When the train got to Hanoi, our new friend Deng also arranged for our transport to Ha Long Bay, which was nice, despite the fact that the driver was probably sound asleep 5 towns away when he got the call. We had to wait quite a while across from the train station stamping our feet and watching the endless stream of scooters and vehicles flying past. We saw an impromptu breakfast station open up on the corner, with about 30 people suddenly crouched down on plastic buckets and stools serving and slurping hot noodles. Jared decided to join the fun and hunched down for a noodly breakfast. After maybe 30 minutes, they were all gone.
I was still looking for a mailbox, or post office somewhere, we even went around the block while we were waiting. They just weren’t around or I didn’t know what to look for, so those postcards stayed in my bag safe and sound.
We got to Ha Long Bay and did our kayaking. It was very peaceful and pretty and I can see why people would go there.
We got back to Hanoi, and went to the restaurant and got served dog, in a few different dishes. It was pretty awful. I don’t think I’ll ever forget the taste, but it was -not- like chicken, or beef, or pork, or any other meat I can think of. It tasted bad. Those of you who know me know this is saying something. On the other hand, I thought the cooking left much to be desired as well. the sauces and rice didn’t taste that good either. Deng also charged us quite a lot for the meal. I thought we took a few photos but just now I can’t seem to find any. Will update if I do end up finding some. Rest assured, it looked like most Asian food. As we were leaving, it struck me that Deng who was such a good friend by now, would know exactly how to mail my post cards. I asked him and he very graciously accepted. Strangely enough, at the time, I felt a tiny impulse to grab them back, but reassured myself that there was a decent human being inside that corrupt Commie, and it couldn’t possibly be too much trouble for him.
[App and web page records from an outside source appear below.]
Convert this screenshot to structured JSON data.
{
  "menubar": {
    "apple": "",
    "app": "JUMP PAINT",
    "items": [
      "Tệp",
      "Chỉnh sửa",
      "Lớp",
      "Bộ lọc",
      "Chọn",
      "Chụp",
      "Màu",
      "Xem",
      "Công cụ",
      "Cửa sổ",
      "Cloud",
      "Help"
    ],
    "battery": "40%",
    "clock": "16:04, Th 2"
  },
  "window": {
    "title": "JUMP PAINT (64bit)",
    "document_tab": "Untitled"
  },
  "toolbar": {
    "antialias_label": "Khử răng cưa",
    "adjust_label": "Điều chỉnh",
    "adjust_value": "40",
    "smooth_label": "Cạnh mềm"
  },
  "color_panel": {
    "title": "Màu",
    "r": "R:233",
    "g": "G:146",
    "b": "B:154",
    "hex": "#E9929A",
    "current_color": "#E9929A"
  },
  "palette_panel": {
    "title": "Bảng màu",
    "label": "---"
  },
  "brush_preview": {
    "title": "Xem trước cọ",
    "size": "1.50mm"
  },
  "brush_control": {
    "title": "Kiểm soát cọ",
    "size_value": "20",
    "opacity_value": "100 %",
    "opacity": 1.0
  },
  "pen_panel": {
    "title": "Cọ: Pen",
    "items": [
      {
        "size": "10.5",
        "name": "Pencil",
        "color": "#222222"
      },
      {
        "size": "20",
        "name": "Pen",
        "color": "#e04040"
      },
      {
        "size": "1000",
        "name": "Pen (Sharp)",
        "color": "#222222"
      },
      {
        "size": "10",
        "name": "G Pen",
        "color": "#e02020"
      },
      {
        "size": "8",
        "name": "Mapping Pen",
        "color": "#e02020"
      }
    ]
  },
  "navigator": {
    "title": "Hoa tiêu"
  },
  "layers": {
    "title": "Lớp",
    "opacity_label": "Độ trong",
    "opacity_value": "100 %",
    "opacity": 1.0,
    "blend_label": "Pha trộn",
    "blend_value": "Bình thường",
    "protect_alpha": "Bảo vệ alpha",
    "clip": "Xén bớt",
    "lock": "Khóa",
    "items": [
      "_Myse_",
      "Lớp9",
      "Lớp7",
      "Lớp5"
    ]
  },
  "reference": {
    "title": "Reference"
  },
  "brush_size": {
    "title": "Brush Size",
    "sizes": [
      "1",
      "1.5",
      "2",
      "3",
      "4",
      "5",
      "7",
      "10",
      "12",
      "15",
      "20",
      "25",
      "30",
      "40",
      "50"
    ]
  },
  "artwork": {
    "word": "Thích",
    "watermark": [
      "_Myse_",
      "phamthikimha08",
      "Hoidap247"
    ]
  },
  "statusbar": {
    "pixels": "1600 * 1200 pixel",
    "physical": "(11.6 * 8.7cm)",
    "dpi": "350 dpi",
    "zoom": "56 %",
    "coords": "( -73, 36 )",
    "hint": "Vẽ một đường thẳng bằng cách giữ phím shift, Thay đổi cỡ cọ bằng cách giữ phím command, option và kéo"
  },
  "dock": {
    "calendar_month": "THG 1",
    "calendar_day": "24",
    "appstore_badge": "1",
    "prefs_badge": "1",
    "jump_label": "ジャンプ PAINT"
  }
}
Needless to say, I don’t think any of them went out. Just so you know you’re not missing much, most of them said stuff like “it’s just like National Geographic, and there’s lots of Asians here.